  4. Toss apples, pecans and dried cranberries in 1 tablespoon flour to lightly coat. This prevents the nuts and dried fruit from sinking to the bottom. Then stir fruit and nuts into batter along with Calvados until pieces are evenly distributed throughout the batter. Try not to over mix.
  5. Pour batter into the prepared pan. Bake 1 hour and 15 minutes or until cake tester comes out clean. Remove from oven and place on a cooling rack. After 10 minutes, remove the cake from the Bundt pan and allow cake to cool completely.
  6. If you are planning on using the glaze, here is a hint: Use a wooden skewer to poke holes in the cake so that the glaze can penetrate deep into the interior of the cake. This step is totally optional.
  7. Pour glaze over the cooled cake while the glaze is still warm. If you like, you can slice the cake and pour the glaze over the individual slices. If the glaze thickens, gently reheat and then glaze.
  8. Serve the cake with frozen yoghurt or whipped cream. This is also great as a coffee cake. Feel free to switch up the fruit – use pears or plums if you prefer.

Apple Cider Glaze Recipe

Over medium low heat, melt the butter in a small saucepan and stir in both sugars. Cook until sugar is dissolved, about 4 minutes. Add remaining ingredients, stir, and bring to a boil. Reduce heat slightly and cook for 4 minutes, or until thick.


Chef Elizabeth

Here is a great link to give you all the facts on apples.

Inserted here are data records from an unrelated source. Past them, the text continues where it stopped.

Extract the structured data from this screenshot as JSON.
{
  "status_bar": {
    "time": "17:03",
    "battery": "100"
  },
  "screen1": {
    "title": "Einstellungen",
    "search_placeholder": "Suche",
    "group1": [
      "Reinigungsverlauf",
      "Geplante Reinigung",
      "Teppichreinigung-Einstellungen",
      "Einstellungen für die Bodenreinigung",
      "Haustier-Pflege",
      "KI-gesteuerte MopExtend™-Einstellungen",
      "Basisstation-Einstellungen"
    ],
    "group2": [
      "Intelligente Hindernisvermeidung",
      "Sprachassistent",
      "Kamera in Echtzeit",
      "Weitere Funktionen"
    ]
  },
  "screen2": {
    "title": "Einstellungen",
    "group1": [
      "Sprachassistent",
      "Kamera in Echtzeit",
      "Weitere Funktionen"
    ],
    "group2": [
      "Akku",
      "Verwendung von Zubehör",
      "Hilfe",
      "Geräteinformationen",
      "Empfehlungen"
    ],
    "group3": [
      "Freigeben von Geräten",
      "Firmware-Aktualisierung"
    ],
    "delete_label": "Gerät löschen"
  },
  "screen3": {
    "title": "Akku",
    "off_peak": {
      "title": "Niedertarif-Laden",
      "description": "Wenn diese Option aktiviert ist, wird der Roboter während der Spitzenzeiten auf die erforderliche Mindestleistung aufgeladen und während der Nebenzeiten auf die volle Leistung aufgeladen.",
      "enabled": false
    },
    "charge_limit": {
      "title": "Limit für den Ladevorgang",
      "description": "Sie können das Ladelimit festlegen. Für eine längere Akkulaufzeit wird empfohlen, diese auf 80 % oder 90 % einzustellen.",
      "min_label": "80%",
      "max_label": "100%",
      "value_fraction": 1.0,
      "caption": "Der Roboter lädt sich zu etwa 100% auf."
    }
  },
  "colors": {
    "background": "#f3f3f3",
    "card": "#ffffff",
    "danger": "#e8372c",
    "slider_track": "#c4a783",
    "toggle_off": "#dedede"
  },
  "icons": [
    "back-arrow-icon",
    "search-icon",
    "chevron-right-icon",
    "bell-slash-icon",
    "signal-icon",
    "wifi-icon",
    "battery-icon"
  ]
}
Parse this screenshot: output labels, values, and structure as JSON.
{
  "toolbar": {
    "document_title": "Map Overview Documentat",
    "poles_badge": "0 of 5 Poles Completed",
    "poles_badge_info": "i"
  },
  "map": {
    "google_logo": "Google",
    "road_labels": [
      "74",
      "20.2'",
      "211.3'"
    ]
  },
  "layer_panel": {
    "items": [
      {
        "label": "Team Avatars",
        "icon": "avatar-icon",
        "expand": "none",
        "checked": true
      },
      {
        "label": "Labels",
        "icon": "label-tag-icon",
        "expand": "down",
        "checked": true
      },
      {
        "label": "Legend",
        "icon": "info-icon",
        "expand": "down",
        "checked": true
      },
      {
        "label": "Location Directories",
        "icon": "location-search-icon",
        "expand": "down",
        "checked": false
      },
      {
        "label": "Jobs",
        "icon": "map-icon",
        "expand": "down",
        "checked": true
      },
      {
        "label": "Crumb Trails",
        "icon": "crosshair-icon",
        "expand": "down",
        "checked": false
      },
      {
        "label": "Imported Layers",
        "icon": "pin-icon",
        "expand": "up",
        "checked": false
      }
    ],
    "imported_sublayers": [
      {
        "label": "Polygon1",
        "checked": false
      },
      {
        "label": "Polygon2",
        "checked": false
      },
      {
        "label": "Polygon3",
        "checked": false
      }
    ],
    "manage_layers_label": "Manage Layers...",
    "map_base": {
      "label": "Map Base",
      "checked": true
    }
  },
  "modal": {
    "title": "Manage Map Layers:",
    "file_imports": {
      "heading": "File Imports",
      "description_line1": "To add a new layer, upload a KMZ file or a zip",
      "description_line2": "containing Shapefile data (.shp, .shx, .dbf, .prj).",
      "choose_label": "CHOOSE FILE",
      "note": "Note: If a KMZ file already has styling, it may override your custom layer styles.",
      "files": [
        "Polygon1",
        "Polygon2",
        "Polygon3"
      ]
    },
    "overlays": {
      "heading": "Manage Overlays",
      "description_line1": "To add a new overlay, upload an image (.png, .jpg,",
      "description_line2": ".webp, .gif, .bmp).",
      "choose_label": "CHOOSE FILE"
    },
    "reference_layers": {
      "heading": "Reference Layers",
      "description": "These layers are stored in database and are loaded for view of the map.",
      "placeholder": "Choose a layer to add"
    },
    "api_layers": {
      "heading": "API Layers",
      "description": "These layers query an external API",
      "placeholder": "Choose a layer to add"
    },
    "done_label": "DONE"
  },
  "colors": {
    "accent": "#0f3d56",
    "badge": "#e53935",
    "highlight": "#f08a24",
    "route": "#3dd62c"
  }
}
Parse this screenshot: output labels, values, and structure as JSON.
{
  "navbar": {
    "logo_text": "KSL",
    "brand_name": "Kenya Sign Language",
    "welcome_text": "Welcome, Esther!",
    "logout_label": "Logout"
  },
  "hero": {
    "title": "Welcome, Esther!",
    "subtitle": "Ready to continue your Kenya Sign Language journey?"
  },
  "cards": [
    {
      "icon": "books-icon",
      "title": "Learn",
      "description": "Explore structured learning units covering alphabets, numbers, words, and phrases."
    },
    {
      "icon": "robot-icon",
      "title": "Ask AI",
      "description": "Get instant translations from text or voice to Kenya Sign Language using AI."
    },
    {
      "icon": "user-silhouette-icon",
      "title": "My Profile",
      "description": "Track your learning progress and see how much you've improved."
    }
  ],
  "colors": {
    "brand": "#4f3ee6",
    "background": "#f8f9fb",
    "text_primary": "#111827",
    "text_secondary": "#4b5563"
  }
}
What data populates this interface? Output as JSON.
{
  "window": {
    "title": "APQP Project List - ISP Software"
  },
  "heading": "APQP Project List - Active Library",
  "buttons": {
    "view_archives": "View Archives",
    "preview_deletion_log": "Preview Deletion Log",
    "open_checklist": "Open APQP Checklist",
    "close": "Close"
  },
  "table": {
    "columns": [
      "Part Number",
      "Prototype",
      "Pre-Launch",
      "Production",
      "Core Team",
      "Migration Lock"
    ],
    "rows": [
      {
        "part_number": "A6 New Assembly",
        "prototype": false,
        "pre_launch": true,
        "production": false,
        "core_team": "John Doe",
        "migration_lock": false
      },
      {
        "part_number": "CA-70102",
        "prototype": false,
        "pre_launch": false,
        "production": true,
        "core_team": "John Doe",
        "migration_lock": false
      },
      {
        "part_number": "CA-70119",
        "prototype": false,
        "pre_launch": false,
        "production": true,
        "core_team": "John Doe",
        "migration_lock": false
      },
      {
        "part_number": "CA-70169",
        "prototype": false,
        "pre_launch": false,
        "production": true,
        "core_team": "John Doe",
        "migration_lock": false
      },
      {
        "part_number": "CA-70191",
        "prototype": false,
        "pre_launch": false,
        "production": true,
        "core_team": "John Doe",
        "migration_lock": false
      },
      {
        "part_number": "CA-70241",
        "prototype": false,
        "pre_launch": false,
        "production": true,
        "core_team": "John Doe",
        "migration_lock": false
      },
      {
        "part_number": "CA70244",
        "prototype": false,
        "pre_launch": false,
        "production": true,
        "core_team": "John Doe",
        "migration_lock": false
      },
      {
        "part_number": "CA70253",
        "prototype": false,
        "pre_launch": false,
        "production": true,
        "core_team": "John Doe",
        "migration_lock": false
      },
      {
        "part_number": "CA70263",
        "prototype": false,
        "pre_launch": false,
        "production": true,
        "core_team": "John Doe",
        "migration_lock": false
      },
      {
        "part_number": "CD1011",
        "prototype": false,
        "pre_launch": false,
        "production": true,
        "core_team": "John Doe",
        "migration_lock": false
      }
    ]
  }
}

  • Updated on Sep 13, 2021
  • Originally Published on Oct 16, 2014
Tagged with: Apples, Baking, Cake, Chef Elizabeth, fall, fritters, Memories, Orchard, recipe